The New Hampshire Fish and Game Department is asking the public to report sightings of wild turkeys online at https://www.surveymonkey.com/r/winter_flock_2019 starting January 1 and running through March 31. (Please do not report multiple sightings of the same flock!)
Last winter, volunteer turkey watchers submitted 1,372 flock reports, totaling 20,224 turkeys. Reports increased from the previous year’s survey totals of 998 flocks and 19,298 turkeys. “The growth can be attributed to a probable increase in the statewide turkey population and a relatively easy winter in much of the state where turkeys could take advantage of bare ground and abundant acorns,” said Fish and Game Turkey Biologist Ted Walski.
The online survey is designed to fill gaps in Fish and Game’s existing winter flock data collection efforts. The digital survey asks participants to report the number of turkeys in each flock, where they were seen, the type of habitat the birds were observed in, and what the turkeys were feeding on.

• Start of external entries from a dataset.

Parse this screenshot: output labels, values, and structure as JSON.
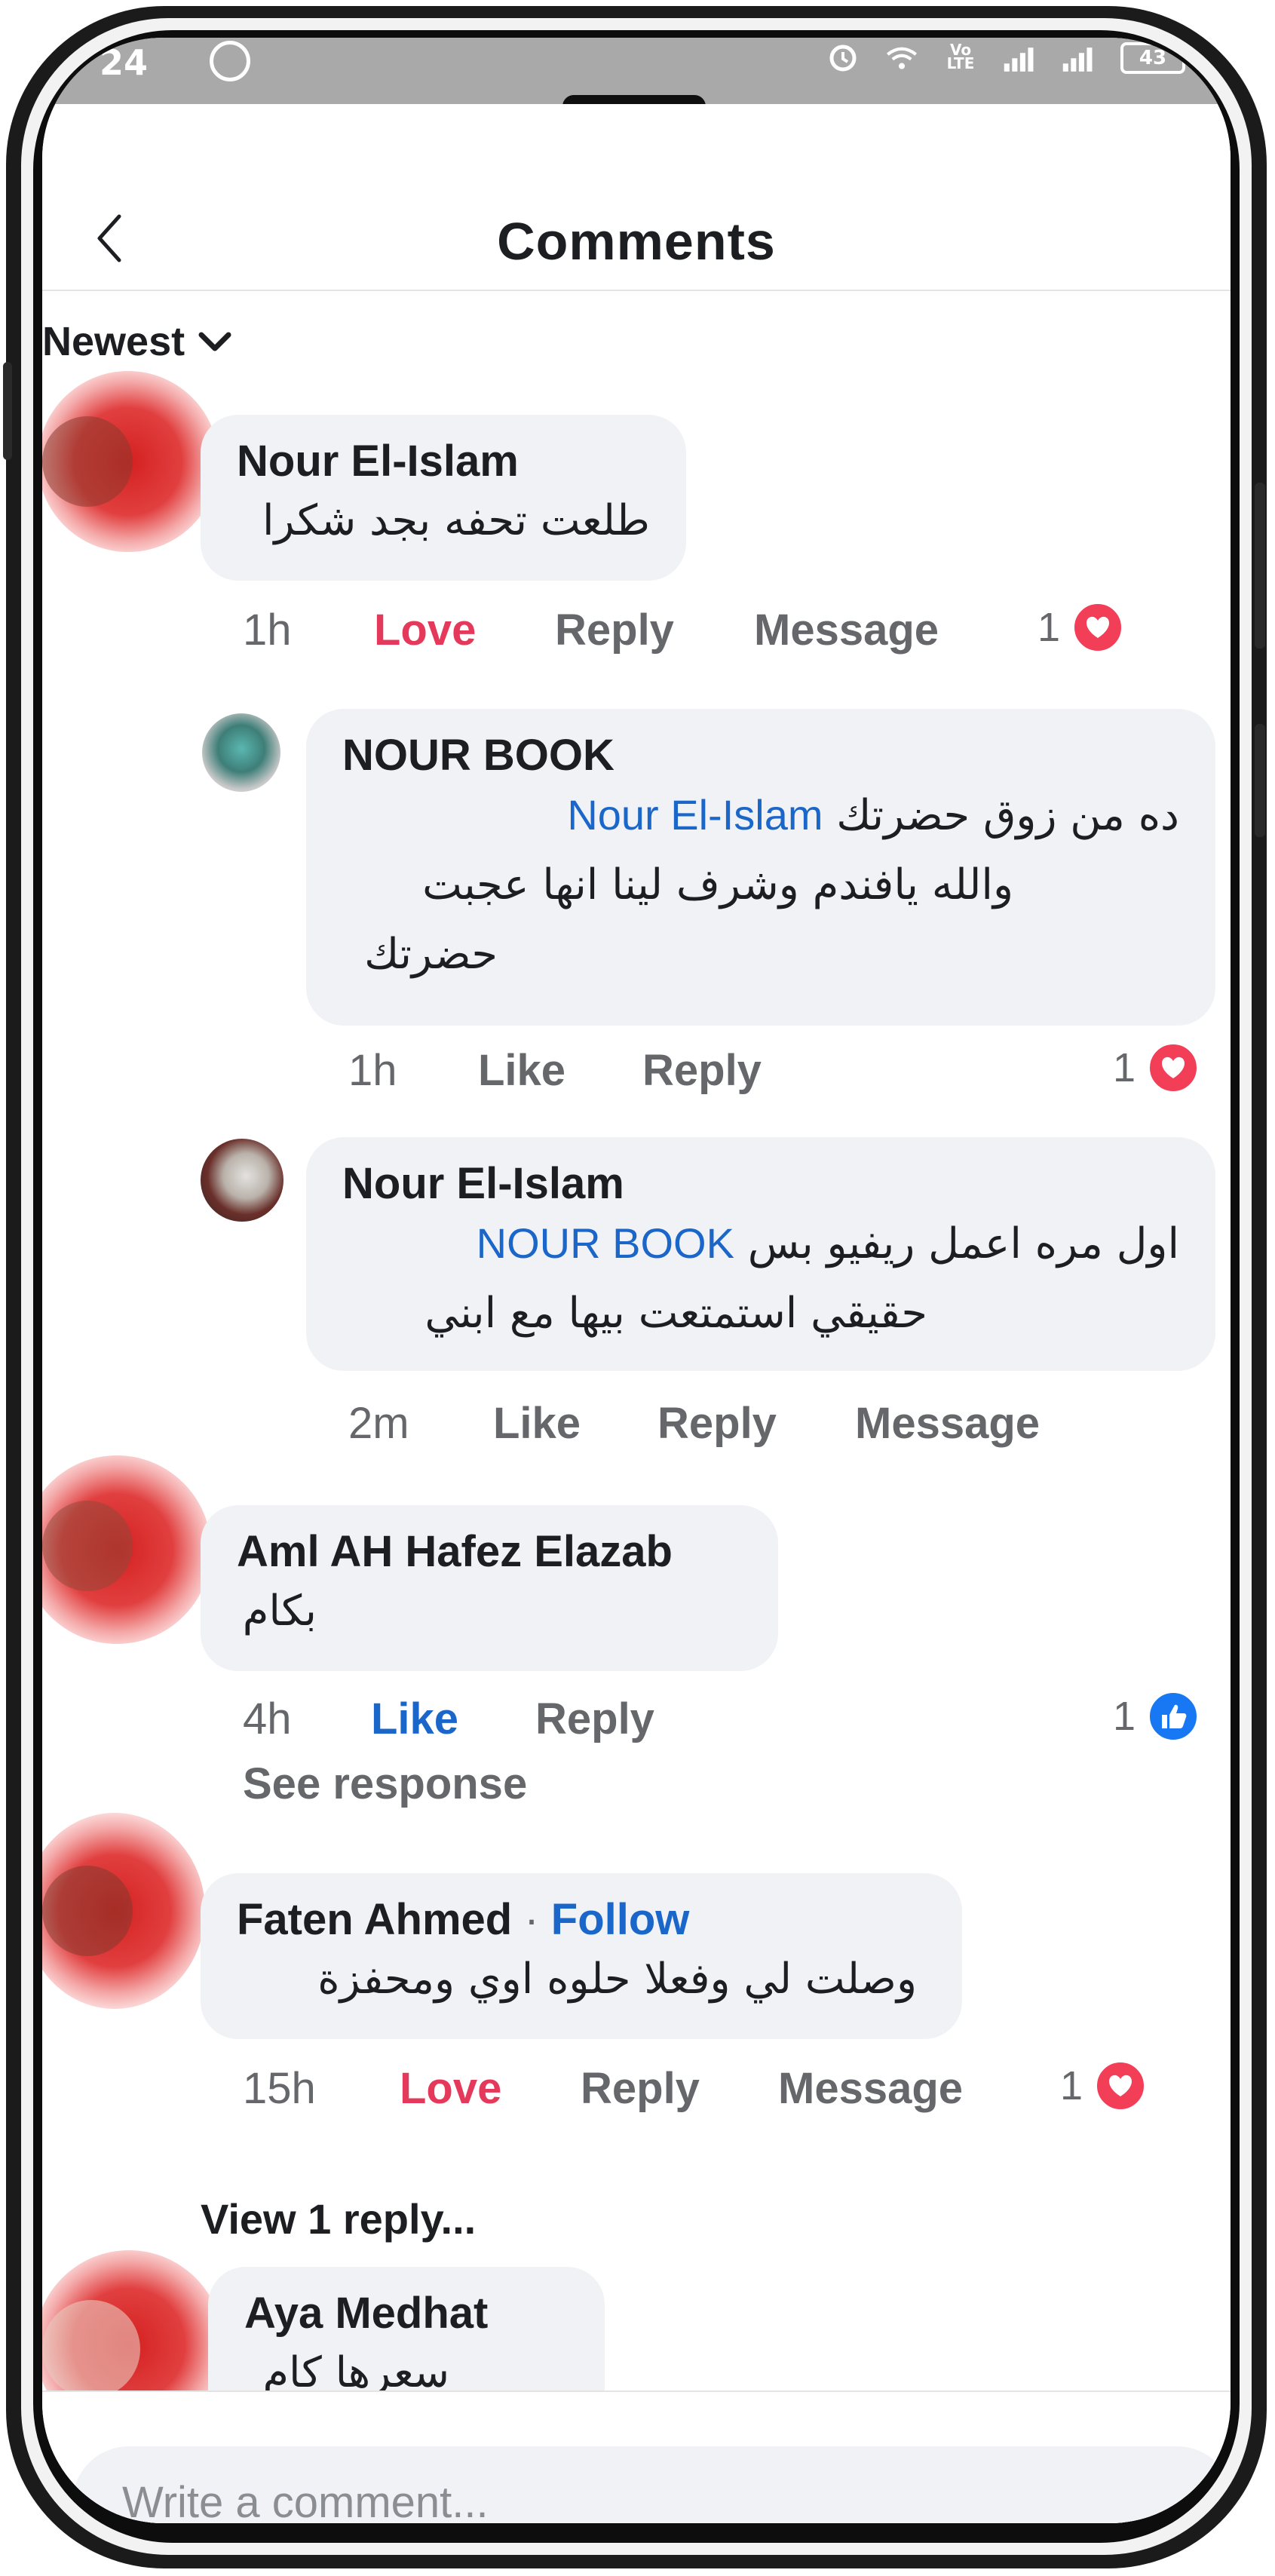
{
  "status_bar": {
    "time": "24",
    "battery": "43",
    "network_label": "Vo LTE",
    "icons": [
      "sync-icon",
      "alarm-icon",
      "wifi-icon",
      "signal-icon",
      "battery-icon"
    ]
  },
  "header": {
    "title": "Comments",
    "back_icon": "chevron-left-icon"
  },
  "sort": {
    "label": "Newest"
  },
  "comments": [
    {
      "name": "Nour El-Islam",
      "text": "طلعت تحفه بجد شكرا",
      "time": "1h",
      "reaction_action": "Love",
      "reply": "Reply",
      "message": "Message",
      "reaction_count": "1",
      "reaction_type": "heart-icon"
    },
    {
      "name": "NOUR BOOK",
      "mention": "Nour El-Islam",
      "text_line1": "ده من زوق حضرتك",
      "text_line2": "والله يافندم وشرف لينا انها عجبت",
      "text_line3": "حضرتك",
      "time": "1h",
      "like": "Like",
      "reply": "Reply",
      "reaction_count": "1",
      "reaction_type": "heart-icon"
    },
    {
      "name": "Nour El-Islam",
      "mention": "NOUR BOOK",
      "text_line1": "اول مره اعمل ريفيو بس",
      "text_line2": "حقيقي استمتعت بيها مع ابني",
      "time": "2m",
      "like": "Like",
      "reply": "Reply",
      "message": "Message"
    },
    {
      "name": "Aml AH Hafez Elazab",
      "text": "بكام",
      "time": "4h",
      "like": "Like",
      "reply": "Reply",
      "reaction_count": "1",
      "reaction_type": "thumbs-up-icon",
      "see_response": "See response"
    },
    {
      "name": "Faten Ahmed",
      "follow": "Follow",
      "text": "وصلت لي وفعلا حلوه اوي ومحفزة",
      "time": "15h",
      "reaction_action": "Love",
      "reply": "Reply",
      "message": "Message",
      "reaction_count": "1",
      "reaction_type": "heart-icon",
      "view_replies": "View 1 reply..."
    },
    {
      "name": "Aya Medhat",
      "text": "سعرها كام"
    }
  ],
  "composer": {
    "placeholder": "Write a comment..."
  },
  "colors": {
    "accent_blue": "#1a66c9",
    "love_red": "#e5395b",
    "bubble_bg": "#f0f2f5",
    "meta_gray": "#65676b"
  }
}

NH Fish and Game is also asking observers to report any signs of two viruses, Lymphoproliferative Disease Virus (LPDV) and Avian Pox Virus which have appeared in New Hampshire’s turkeys in recent years. Learn more at www.wildnh.com/wildlife/turkeys/turkey-virus.html. “The viruses are not too widespread yet, but we are keeping a close watch,” said Walski. “Look for warty protuberances in the head and eye area.”
Summer Brood Survey Results: Fish and Game has compiled results from the 2018 Summer Brood Wild Turkey Survey, another online reporting effort that helps monitor turkey hens and poults in New Hampshire. The public reported 1,784 broods during the summer of 2018, with over half of them in the southeastern part of the state. Periods of rain and cool weather in May and June negatively impact hatching success, and relatively few broods were observed in May and early June, according to Walski. However, brood sightings from late July and August indicated a fair number of poults per hen and a significant number of broods from re-nesting.
Restoration Success: New Hampshire now has an estimated 40,000 wild turkeys. Their presence here is a true wildlife restoration success story. Wild turkeys had disappeared from New Hampshire’s landscape for more than a century because of overhunting and habitat loss from extensive land clearing in the 1800s. Their recovery in the state began with a successful reintroduction of 25 turkeys in Walpole by NH Fish and Game in 1975, an event in which Ted Walski participated. Modern-day turkey research and monitoring is funded by the federal Wildlife Restoration Program, supported by the purchase of firearms, ammunition, and archery equipment.
I have a wild turkey who visits my yard. She eats from my bird feeder. The first time I noticed her she had 5 other females with her. She stood out because of the lesions on her head and dull feathers. She seems to have avian pox. Now when she visits she is all alone. I am not sure what to do for her. Any help you can give will be appreciated!
Wings Wildlife Rehab in henniker might know: 428-3723